Tuesday, November 2, 2010

Art Lesson: Vanishing Point

Vanishing points are a form of linear perspective that is used to create foreshortening or a sense of depth to an object.   Here are a couple of examples as to how vanishing points work.  With cylindrical shape, the seemingly parallel edges of the cylinder would meet at a point in the distance.  The front of the cylinder would be a circle.  The back edge of the cylinder should arc as if the back end was a circle also.  So what in 3-dimensions is two same sized circles connected by two parallel lines becomes in a 2-dimensional drawing two different sized circles connected by two lines that eventually meet at a point. These are two very different things, but one represents what is while the latter represents what we see.
The second example is that of a cube. This gets a little trickier because there are two vanishing points -- one on both sides of the cube.  Again, the seemingly parallel sides actually meet at a point away from the cube.  The vertical lines of a cube that is sitting on a horizontal surface will always be completely vertical.  Of course, if the cube is on a slope or some non-horizontal surface, the verticals will tip one way or the other, but they will always be parallel to each other. 

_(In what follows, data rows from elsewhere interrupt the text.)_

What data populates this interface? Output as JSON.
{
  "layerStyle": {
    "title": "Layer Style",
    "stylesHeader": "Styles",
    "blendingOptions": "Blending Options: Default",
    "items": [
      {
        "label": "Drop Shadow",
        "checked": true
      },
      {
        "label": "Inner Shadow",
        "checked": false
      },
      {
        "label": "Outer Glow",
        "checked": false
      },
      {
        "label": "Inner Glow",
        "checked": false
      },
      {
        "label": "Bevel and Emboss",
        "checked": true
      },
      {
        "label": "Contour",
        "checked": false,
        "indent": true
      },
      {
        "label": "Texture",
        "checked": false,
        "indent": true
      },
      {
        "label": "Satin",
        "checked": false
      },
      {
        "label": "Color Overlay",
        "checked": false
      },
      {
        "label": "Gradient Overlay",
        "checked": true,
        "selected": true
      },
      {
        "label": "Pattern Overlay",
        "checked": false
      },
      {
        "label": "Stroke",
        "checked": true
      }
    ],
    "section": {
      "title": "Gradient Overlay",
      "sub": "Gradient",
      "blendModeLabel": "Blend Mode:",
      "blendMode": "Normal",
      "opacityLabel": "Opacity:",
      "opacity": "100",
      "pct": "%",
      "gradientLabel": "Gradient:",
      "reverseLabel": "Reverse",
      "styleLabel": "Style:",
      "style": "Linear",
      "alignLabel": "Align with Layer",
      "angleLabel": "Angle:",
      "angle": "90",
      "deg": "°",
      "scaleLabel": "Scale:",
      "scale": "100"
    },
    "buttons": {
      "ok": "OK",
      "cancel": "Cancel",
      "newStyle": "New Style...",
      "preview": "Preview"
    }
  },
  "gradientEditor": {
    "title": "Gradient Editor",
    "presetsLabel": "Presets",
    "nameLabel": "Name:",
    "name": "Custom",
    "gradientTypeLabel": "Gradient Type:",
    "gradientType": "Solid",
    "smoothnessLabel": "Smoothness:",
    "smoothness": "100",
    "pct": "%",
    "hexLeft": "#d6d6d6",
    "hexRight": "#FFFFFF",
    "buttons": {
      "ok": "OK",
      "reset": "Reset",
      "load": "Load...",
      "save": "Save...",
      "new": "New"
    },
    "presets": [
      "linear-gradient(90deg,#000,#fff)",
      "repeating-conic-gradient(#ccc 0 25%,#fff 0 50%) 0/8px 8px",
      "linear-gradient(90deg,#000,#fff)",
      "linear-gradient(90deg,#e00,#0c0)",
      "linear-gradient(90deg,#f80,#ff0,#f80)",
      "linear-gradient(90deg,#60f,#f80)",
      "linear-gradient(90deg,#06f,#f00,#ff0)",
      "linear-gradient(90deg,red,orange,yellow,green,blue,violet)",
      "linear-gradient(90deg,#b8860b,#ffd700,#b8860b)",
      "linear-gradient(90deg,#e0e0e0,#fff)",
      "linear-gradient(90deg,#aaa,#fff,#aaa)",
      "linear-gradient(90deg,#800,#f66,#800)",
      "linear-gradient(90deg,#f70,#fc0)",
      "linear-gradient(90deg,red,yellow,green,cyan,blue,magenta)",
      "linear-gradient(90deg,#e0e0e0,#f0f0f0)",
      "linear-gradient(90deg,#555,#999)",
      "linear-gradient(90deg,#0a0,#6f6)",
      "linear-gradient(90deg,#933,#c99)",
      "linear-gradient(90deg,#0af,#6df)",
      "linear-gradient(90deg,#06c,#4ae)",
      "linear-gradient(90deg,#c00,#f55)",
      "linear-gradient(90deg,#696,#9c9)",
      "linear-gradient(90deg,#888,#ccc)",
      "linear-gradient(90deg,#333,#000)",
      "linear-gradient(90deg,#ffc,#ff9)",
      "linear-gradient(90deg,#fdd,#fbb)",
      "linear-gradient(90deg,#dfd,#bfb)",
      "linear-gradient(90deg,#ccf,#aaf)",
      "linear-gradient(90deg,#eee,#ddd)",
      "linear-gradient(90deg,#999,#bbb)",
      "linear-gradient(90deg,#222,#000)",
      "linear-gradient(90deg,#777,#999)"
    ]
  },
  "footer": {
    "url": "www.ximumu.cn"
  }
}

That's just a little tip about linear perspective.  If you are going to use angular geometric shapes, such as buildings, boxes, fish tanks, yoga bricks, desks, dumpsters (I think you get the idea) and such, in your composition, linear perspective can be helpful.  If your objects are biomorphic or non-linear, then linear perspective is not very helpful.  There are other ways to create perspective in those situations.  But that is for another time.